  • Wages of a head of the family are entirely exempt up to $750 per week, or the greater of 75% or 30 times the federal minimum wage. This applies to paid and unpaid wages and wages deposited in a bank account during the last six months;
  • Up to $4,000 of personal property as exempt if you do not use the homestead exemption;
  • veterans benefits, social security benefits, reemployment assistance, and local public assistance benefits, like workers compensation and unemployment compensation benefits; and
  • The following types of pensions and retirement funds are exempt in Florida:
    • ERISA qualified retirement plans and pensions (including 401(k)’s, 403(b)’s, profit sharing and money purchase plans, SEP and SIMPLE IRA’s, and other defined benefit plans) are fully exempt;
    • IRA’s and Roth IRA’s are exempt up to $1,171,650;
    • Public employee retirement benefits;
    • State and County officers and employees retirement system benefits;
    • Firefighter pensions;
    • Municipal police pensions; and
    • Teachers’ retirement benefits.

What is the Discharge?

After 60 days following the 341 meeting of Creditors, if the case is a "no-asset" case, all your debt are eliminated (discharged) by the court, with the following exceptions:

  • child support, most tax debts, and student loans, unless the court rules otherwise; and
  • debts that the court has declared nondischargeable because the creditor objected (for example, debts incurred by your fraud or malicious acts).
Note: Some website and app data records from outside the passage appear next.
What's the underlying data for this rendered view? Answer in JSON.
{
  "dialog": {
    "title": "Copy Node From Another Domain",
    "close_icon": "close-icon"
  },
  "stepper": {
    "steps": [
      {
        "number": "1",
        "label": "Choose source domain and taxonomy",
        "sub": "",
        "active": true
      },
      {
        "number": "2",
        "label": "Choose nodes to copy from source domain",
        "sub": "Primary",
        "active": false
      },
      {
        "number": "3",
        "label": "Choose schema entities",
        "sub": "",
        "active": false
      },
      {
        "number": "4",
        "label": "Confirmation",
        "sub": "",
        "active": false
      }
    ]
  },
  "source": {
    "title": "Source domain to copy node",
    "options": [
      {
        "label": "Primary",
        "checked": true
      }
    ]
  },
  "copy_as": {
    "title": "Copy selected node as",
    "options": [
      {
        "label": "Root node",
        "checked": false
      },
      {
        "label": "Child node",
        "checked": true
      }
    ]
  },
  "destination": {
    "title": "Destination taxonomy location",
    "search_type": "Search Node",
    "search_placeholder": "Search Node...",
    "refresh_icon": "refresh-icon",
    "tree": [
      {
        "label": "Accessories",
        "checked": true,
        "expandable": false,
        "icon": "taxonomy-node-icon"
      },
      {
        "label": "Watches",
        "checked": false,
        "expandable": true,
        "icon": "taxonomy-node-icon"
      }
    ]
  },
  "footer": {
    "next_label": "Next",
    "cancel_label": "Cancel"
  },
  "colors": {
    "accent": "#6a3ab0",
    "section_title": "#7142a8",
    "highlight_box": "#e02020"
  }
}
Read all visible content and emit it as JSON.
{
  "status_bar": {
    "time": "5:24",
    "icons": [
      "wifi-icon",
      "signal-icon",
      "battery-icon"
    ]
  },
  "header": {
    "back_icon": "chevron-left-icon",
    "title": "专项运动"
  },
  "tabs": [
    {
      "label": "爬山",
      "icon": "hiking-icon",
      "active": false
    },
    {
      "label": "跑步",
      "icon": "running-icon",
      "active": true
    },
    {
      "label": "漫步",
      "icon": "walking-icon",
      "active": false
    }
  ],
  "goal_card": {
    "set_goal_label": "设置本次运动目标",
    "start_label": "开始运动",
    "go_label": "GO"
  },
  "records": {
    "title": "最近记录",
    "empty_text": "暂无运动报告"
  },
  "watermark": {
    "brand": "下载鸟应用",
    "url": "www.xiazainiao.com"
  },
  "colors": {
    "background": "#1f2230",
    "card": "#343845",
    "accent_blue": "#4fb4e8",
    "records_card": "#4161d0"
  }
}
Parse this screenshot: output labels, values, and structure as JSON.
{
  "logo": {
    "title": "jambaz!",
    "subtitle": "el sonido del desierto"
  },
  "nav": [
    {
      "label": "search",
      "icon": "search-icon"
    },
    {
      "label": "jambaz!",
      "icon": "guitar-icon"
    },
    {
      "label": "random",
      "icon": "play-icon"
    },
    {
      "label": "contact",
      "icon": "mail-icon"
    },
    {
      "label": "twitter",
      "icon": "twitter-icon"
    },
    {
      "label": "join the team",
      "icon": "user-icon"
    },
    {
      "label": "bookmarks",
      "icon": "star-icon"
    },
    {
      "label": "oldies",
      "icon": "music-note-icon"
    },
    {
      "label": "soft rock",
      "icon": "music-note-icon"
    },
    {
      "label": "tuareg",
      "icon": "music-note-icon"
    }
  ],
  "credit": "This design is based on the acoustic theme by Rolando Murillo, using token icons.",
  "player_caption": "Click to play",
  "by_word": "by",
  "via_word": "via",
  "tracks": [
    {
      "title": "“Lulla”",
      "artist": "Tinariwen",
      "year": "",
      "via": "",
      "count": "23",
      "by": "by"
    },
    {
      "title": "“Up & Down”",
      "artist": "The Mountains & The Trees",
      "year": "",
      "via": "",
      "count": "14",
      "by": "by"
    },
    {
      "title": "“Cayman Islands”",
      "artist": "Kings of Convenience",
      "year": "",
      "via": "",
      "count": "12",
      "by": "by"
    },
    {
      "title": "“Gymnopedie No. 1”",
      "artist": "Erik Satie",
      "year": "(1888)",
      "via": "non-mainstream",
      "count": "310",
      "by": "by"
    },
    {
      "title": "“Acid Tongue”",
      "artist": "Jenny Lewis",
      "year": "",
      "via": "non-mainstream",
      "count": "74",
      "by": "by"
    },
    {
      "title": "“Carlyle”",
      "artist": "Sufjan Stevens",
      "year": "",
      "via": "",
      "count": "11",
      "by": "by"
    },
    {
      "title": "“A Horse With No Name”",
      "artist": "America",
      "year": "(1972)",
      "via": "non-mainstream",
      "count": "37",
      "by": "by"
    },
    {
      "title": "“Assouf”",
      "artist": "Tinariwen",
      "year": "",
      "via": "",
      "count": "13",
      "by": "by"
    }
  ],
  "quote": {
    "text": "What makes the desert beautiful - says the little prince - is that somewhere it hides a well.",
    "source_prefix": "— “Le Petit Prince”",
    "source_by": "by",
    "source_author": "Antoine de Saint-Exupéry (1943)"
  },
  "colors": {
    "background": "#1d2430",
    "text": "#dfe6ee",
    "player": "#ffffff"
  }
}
By comparison, asset cases remain open until all assets are distributed, which can take several months or more, depending on the complexity of the case.